The next Aggy was for Excellence In Agribusiness Education. Did they give it to the clearly deserving Bill Molport? Of course not! Instead, they gave it to Gene Schuba! I tell you, they may as well have randomly handed out Aggys to whoever asked for one. Why not say to hell with everything and give one to Buck Logan for that disastrous attempt to grow niche-market vegetables for export to foreign markets?

To make matters worse, they replaced the Aggys' usual host, the delightful Reba Wilkins of the popular TV show Agriculture A.M., with Roy Gramby, the annoying, nasal-voiced editor of Seed World magazine. You should've seen the gaudy silver buckles on the overalls he was wearing! And his opening comedy bit about overfertilization went over about as big as Ike Elson's '98 corn crop.

Then, after making us sit through an endless string of boring, piddly awards like Best Assistance In Irrigation and Outstanding Achievement In Feed & Grain Quality Control, came the last straw.

You see, this year, we had a little pool going among the 4H advisors as to who'd go home with The Big One: the prized Aggy for Best Private-Sector Genetic Research. I was sure it was going to be James Citarella for his work on insecticide-resistant crop strains. Citarella is the master and always has been. He set the standard for winter-wheat varieties but has been unfairly overlooked by the judges three years in a row.

There was the dark horse, Ellen Reichert, and her enhanced-property soybean. I'd call it an interesting little independent project, but far from Aggy material. Our loud-mouth 4H group leader, Jesse Walker, bet six jars of elderberry preserves that the award would go to that jerk Ed Pfloeg, who was nominated for his lucrative marketing of soybean nutraceuticals.

And who do you think won? Fucking Pfloeg! What a joke! Sure, his project brought in big bucks, but is that what the Aggy Awards are supposed to be about? Pfloeg has only been working in the field for five years, while Citarella has had a lifetime of agribusiness achievement behind him!

I remember when the Aggys used to be about the farming. Who can forget that moment in 1981 when Warren Messerschmidt raised his Farm Management Aggy above his head and shouted, "This is for all of you who ride the threshers every day!" Now it's all just a big, glossy show to hype whatever is the hot new ag-biz ticket.

It's a goddamn travesty, I tell you. In 20 years, when people look back at the '99 Aggy winners, what will they think? Will anyone even remember who Lyle Murcheson is? No, but that no-talent hack's name will be listed in the Tri-County Farmers Almanac under Best Agribusiness Distribution. Christ, what a crock of shit. I swear, next year, I'm not watching.

More from this section

Infographic: 20 Years Of Netflix

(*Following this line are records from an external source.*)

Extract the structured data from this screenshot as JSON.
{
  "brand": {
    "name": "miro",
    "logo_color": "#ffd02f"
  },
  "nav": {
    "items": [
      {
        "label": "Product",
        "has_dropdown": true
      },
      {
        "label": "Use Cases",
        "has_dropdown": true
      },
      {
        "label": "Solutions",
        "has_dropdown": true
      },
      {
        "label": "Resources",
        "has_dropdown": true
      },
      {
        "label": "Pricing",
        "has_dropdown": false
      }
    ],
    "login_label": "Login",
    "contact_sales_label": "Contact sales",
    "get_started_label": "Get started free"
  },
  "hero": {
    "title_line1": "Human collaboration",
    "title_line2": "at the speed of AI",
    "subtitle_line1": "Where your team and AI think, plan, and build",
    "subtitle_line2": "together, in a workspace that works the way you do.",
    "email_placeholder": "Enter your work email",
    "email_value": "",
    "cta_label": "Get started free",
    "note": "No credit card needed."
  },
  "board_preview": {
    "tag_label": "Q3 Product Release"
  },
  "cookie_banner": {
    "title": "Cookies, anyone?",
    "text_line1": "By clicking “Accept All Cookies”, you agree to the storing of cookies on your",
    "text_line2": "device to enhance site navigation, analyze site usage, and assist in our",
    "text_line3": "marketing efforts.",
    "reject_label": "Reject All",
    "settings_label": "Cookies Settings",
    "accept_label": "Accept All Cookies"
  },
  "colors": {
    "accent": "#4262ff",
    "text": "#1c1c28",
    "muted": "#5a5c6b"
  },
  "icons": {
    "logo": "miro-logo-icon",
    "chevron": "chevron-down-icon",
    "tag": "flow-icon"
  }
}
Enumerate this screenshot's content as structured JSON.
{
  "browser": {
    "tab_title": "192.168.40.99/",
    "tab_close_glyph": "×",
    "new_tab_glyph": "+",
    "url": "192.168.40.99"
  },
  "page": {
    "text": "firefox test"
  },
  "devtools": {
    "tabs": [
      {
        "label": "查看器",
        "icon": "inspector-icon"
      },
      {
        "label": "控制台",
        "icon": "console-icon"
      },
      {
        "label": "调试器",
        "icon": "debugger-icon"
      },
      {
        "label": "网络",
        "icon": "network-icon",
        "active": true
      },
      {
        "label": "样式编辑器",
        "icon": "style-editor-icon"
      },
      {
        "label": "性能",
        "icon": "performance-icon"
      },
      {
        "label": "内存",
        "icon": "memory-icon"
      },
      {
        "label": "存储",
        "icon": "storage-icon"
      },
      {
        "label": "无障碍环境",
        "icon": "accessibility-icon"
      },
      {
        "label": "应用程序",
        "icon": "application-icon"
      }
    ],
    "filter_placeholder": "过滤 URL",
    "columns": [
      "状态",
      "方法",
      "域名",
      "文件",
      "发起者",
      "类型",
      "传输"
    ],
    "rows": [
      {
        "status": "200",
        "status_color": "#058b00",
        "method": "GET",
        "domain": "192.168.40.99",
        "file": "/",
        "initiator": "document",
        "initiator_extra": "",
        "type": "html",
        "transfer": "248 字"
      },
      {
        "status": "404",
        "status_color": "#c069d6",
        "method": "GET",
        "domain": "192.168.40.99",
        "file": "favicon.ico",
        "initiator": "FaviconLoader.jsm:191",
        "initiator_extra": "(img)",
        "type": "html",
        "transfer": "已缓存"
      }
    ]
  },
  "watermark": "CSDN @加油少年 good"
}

Netflix was founded as an online DVD rental service in 1997 and has since evolved into a subscription-based streaming platform with its own slate of original programming. The Onion looks back at the most important moments in the company’s 20-year history.

Sign up For The Onion's Newsletter

Give your spam filter something to do.